Each side charges the other with inconsistency in the tax treatment of comparable sales in prior years. We regard these earlier positions as irrelevant to the correct disposition of the issue for the three years now in question


In Oahu, this court said: "* * * the issue is a question of fact and one not unfamiliar to this court. Several tests have evolved, none of them singularly determinative, as touchstones. We have considered as important the purpose for which the property was acquired; the motives for selling as subdivided acreage; the extent of the development and improvement of the property; the activities of the taxpayer, and his agents, in promoting sales, and the frequency and continuity of sales."


See Finding 22. The figures for the taxable years are as follows: in 1954, gross receipts from sales were $3,195,908, as compared to $5,162,679 in gross rental income; in 1955, the former was $4,201,915 and the latter $4,813,508; in 1956, the sales mounted to $5,657,157 and the rental income declined to $4,246,454. Were we to use "net" figures, as the taxpayer maintains, they would nonetheless show a very large sales business

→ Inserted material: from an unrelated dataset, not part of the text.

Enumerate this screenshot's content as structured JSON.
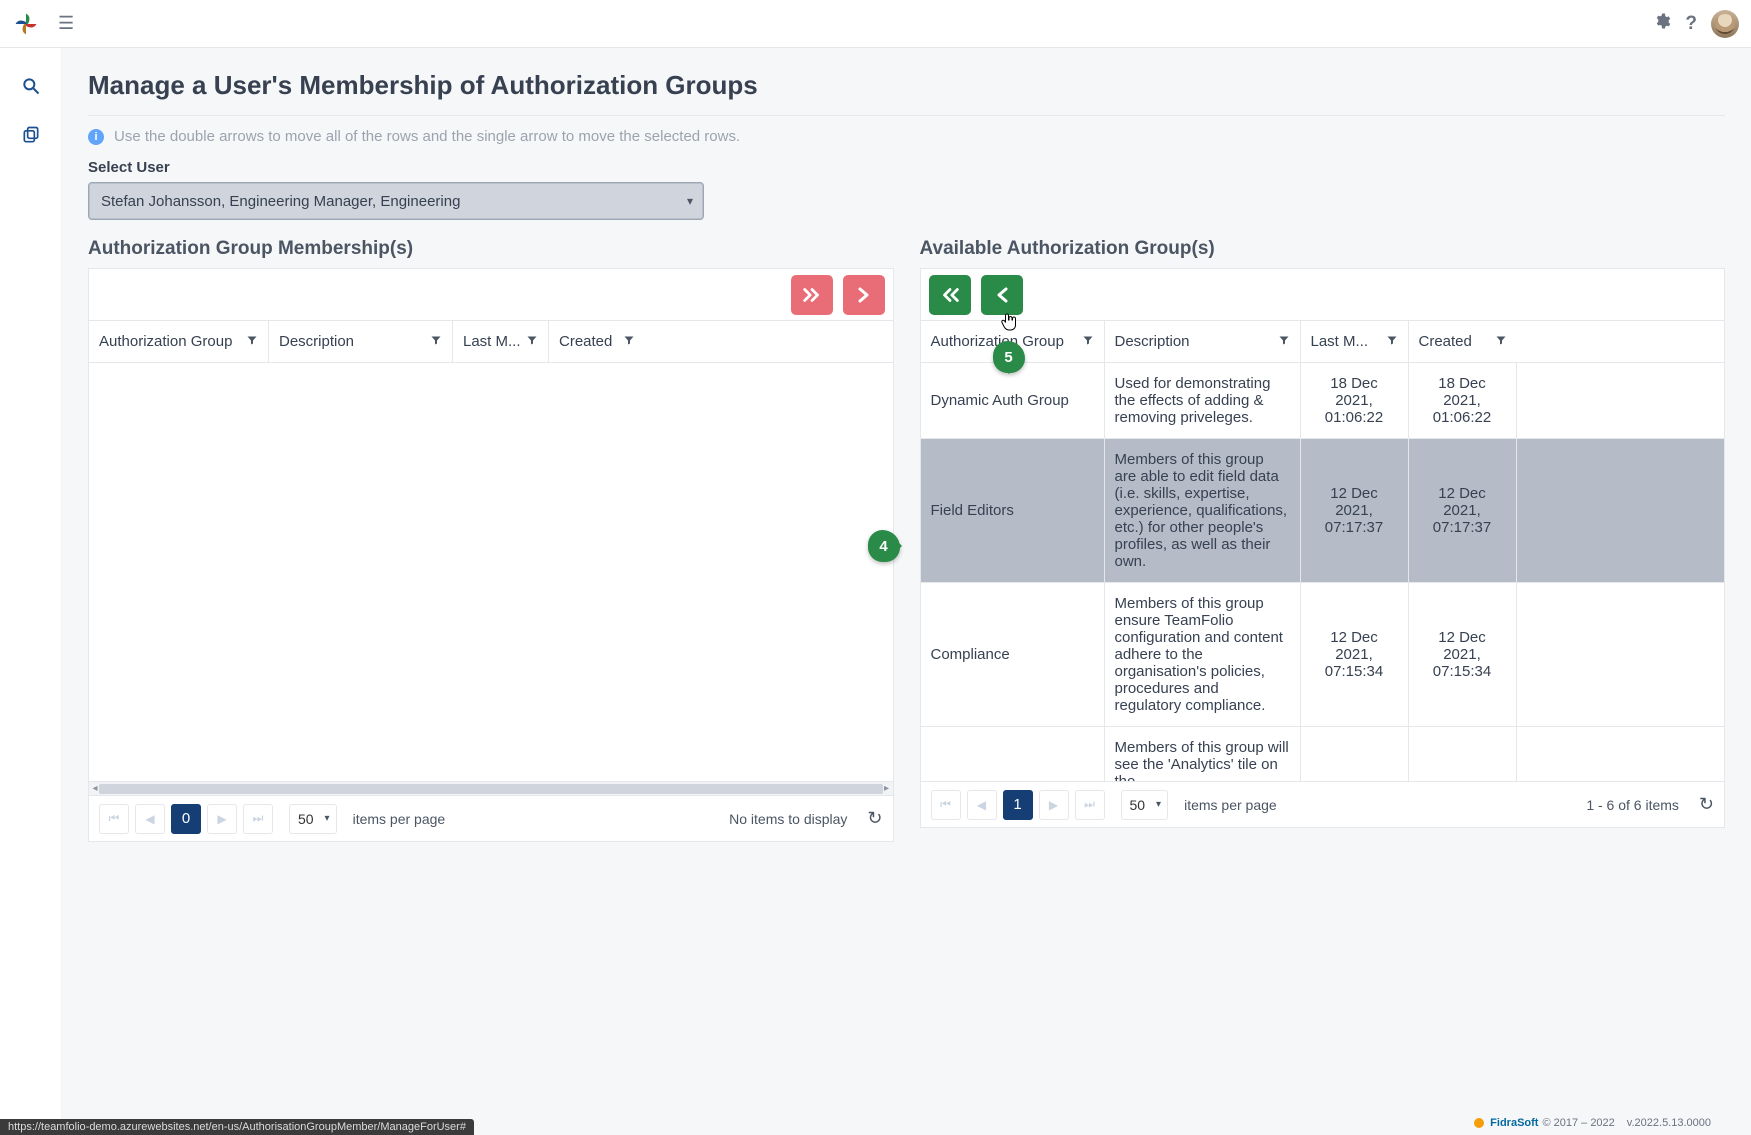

In the alternative, plaintiff claims that at least the microfilming equipment acquired on or before July 31, 1950 (the date of the change in policy), and which was first rented more than six months prior to sale, should be accorded capital gains treatment. The answer is that, by the time of the taxable years (1954-1956), this machinery was held primarily for sale in the ordinary course of business along with later-acquired devices. Plaintiff says, however, that Rev.Rul. 62-141, 1962-35 Int.Rev.Bull. 9, on motion picture films used for television, requires capital gain treatment for property acquired and held for rent before the "cut-off" date on which the owner decides to adopt the policy of selling or renting, even though the property is sold well thereafter. This is an incorrect reading of the ruling which says no more than that the Internal Revenue Service will determine, on the basis of all the facts and circumstances, whether such previously acquired items were held for sale in the ordinary course of business (within section 1231) at the time they were actually sold